Taxes. I love doing my taxes. Or, more accurately, I love going to have my taxes filed. As a writer, tax season is when you finally see the benefits of your hard work—mainly all the receipts you have saved and cataloged to claim as expenses. Do I file my own taxes? No. Am I capable? Probably not. Since nineteen years old I have been fortunate enough to have Taylor Herrick as my tax guy. This past year, Taylor opened Tax Retriever Inc. with the best business partner possible—his golden retriever, Jasper. Over the years Taylor has been able to give me guidance on how to claim expenses and mitigate my tax liability and/or maximize my return. Taylor has seen me through a divorce, two international book deals, and a major job transition. Jasper has been a good boy. The main thing though: I trust Taylor (and Jasper) completely.
Now, let me tell you about being a writer and taxes. Most of this has come from years of Taylor’s advice and guidance and I’m probably not going to explain it thoroughly enough (because I am not an expert at all). Again, this is why I trust Taylor to do what he does and why you should schedule an appointment with him:
If you’re a writer and you’re not claiming expenses, you are missing out—especially this past year. The economics of being a writer of any stripe are unsteady, so the best way to stabilize your yearly (lack of) income is to track your expenses. If you’re a freelancer who gets regular gig work, this makes the lean times a little easier to manage. If you’re a long-form worker—maybe a novelist—this is a lifesaver as you await the next payment from the publishing world.
Claim a portion of your living expenses: Miracle and I had an apartment with an extra bedroom where I did my writing. The percentage of the space for that room could be claimed—25%. So 25% of our rent, renter’s insurance, and utilities counted as a business expense.
Claim your meals: This was a great one from last year because you could claim 100% of the meals prepared in a place that has a kitchen. (I guess it’s normally 50% of meals, but they are trying to spur the restaurant industry along. Again, this is something that Taylor takes care of for me; I just collect and catalog my receipts.)
Claim your vehicles accordingly: This one is a little more complicated and I rely heavily on Taylor for this write-off. Vehicles can be claimed for only mileage or for their total expenses. Once you begin to claim a vehicle a certain way, it has to remain that type of write-off forever. For us, we had two main vehicles: our Prius and the VW Bus. We claimed mileage on the Prius and total expenses on the Bus. The Prius has great gas mileage and seldom needed repairs, making it great for claiming miles. If I needed to pick up a Bus part, I took the Prius to get it, making the trip a business write-off. With the Bus, I can claim all the work on it (hello, two engines and body work!), the gasoline I put in it, and insurance and repairs.

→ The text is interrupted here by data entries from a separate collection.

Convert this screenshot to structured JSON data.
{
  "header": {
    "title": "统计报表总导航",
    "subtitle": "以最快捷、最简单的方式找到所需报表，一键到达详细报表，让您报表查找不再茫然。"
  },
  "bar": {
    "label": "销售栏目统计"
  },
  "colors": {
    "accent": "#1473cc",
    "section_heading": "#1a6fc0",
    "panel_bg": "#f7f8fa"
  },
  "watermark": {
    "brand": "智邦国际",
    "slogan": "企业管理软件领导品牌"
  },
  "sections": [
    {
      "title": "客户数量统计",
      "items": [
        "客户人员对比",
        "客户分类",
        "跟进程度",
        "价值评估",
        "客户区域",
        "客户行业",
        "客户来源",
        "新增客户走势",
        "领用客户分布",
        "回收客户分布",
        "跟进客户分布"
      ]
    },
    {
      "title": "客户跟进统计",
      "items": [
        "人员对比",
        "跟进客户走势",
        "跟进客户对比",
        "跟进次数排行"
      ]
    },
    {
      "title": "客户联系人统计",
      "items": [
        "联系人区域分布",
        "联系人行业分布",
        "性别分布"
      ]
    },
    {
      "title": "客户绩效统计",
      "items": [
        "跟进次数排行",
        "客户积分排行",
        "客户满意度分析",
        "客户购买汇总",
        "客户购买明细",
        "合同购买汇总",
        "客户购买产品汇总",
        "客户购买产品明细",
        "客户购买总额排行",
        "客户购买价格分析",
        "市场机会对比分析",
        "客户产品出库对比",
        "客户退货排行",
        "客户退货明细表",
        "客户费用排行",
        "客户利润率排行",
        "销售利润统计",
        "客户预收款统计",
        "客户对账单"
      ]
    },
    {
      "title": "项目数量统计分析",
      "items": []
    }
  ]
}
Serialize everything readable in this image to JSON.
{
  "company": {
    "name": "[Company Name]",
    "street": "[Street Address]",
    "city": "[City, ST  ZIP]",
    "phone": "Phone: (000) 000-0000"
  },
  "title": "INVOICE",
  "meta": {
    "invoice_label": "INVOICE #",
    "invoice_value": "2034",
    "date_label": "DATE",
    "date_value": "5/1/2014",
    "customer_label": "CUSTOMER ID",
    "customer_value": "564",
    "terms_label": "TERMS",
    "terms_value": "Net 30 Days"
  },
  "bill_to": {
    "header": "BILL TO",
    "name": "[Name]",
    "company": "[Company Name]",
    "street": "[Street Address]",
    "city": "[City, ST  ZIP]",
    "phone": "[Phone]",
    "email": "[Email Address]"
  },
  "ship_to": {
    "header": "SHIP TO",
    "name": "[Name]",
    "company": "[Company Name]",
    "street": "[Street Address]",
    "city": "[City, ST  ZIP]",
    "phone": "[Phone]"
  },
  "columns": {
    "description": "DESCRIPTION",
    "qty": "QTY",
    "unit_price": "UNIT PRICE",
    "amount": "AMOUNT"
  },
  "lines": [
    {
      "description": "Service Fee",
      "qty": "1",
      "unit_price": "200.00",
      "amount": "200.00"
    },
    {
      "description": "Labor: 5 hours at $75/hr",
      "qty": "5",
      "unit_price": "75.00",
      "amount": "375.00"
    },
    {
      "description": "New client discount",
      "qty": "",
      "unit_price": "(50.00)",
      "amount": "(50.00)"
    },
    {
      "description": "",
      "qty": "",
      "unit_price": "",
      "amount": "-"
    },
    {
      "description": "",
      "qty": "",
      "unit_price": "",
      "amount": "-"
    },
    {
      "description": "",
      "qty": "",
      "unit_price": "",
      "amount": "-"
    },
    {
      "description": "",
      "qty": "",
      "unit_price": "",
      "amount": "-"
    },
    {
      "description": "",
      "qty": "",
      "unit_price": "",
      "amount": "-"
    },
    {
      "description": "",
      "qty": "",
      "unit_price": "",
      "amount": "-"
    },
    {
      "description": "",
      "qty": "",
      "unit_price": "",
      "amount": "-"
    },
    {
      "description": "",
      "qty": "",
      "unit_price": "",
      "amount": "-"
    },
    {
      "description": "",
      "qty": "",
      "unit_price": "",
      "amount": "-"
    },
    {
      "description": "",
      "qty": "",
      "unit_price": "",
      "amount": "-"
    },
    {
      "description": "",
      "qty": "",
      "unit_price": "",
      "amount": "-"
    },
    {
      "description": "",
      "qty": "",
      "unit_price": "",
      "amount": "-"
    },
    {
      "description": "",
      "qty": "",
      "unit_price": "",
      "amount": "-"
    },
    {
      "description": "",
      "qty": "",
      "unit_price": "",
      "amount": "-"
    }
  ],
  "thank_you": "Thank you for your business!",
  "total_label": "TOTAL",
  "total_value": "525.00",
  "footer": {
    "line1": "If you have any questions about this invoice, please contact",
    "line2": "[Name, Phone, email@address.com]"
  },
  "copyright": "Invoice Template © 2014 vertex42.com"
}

Claim travel: For a writer, traveling is research and our entire bus journey is the basis for what will hopefully be a book in a couple years. When we stay in an AirBnB, hotel, or pay parking and tolls—that’s a write-off.
Claim postage: If you’re a writer, I’m sure you’re using the postal system. Save those receipts and claim them.
Plan ahead: As a writer—especially novelists—you will have good years and bad years of income. Talk with your tax preparer during the good years about amortizing your large expenses to help out in the lean years. Going into this adventure I had a computer, writing desk, and a few other large expenses pushing forward to help out with our no-income situation. The timing of our adventure was also important. We wanted to have about half a year of regular employment under our belts before we left. In other words, we wanted to pay some taxes up front, so we could spend the second half of the year, racking up write-offs on the road.
Have some income: I take on work every year for Writer’s Digest as a contest judge. The pay is super low and if you broke it down, it pays less than minimum wage. But it’s smart to have some income from the field where I am claiming my expenses, so I do it. Other gigs, like being the keynote at the Great Lakes Writer’s Conference, pay well and I am grateful. But I also claim my travel expenses that aren’t covered by the conference and any meals I eat to and from the conference.
Donate: I know, I know. Under the past president the threshold for donating became unreasonable and many people stopped tracking their donations. For one reason or another, if you are tracking your expenses, it still makes sense to report your donations. So even though you don’t reach ten of thousands of dollars in donations, it makes sense to let your tax preparer know.
At the end of the year, I have a fairly simple spreadsheet and somewhere in the neighborhood of 600 write-offs. Taylor and I sit down in his office and we run through the spreadsheet and I watch as being a writer who only makes a couple thousand dollars per year, pays off. I am grateful to know Taylor and am thankful that he takes the time and interest to explain how write-offs work. Without him, we really would not know what to do. I’ve recommended him to other writers and creatives, all of whom have spoken highly of him and his work ethic.